Dataset rows for apps and sites
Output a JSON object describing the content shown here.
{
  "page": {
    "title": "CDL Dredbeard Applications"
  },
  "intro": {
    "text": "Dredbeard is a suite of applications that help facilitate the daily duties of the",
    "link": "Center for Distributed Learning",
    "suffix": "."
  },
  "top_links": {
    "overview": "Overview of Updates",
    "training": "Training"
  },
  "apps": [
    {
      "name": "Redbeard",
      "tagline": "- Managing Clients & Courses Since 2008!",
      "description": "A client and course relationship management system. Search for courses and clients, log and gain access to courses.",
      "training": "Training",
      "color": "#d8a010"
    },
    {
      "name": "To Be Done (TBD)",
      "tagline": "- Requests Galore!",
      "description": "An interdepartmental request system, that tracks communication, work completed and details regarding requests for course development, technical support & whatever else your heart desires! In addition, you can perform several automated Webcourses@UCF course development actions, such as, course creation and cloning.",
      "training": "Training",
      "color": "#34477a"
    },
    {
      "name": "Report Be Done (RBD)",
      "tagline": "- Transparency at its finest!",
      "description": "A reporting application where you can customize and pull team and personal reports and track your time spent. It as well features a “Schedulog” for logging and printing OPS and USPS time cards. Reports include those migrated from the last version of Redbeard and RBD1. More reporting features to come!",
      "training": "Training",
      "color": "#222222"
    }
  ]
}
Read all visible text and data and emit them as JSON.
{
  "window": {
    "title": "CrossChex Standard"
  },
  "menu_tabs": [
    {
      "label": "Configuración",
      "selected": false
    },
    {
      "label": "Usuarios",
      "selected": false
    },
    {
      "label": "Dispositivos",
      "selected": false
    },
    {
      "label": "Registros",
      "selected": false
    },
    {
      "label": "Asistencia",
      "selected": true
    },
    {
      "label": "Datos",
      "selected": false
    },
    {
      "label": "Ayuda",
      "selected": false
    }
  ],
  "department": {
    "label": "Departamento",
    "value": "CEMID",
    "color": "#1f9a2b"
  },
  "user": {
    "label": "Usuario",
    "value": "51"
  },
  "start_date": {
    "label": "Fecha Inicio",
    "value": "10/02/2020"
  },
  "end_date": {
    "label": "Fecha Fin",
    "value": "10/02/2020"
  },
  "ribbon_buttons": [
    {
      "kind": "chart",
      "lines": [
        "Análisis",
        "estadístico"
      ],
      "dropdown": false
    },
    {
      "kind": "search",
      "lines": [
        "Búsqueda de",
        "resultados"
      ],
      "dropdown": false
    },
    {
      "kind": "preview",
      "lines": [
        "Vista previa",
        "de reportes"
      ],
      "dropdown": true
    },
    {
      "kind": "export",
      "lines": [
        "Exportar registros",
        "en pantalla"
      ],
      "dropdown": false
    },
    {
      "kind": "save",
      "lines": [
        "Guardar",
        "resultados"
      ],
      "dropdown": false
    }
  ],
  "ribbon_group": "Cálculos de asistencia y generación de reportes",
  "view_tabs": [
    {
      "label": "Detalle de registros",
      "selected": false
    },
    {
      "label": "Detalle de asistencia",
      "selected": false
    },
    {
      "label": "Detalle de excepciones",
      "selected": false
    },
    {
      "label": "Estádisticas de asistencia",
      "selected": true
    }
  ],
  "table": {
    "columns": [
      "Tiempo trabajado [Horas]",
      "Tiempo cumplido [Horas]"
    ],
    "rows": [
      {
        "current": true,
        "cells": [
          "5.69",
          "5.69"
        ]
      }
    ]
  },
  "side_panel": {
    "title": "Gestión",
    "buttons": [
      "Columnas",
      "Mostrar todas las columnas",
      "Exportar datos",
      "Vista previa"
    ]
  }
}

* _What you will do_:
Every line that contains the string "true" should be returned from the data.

* _Exercise answer_:
      "selected": true
      "dropdown": true
      "selected": true
        "current": true,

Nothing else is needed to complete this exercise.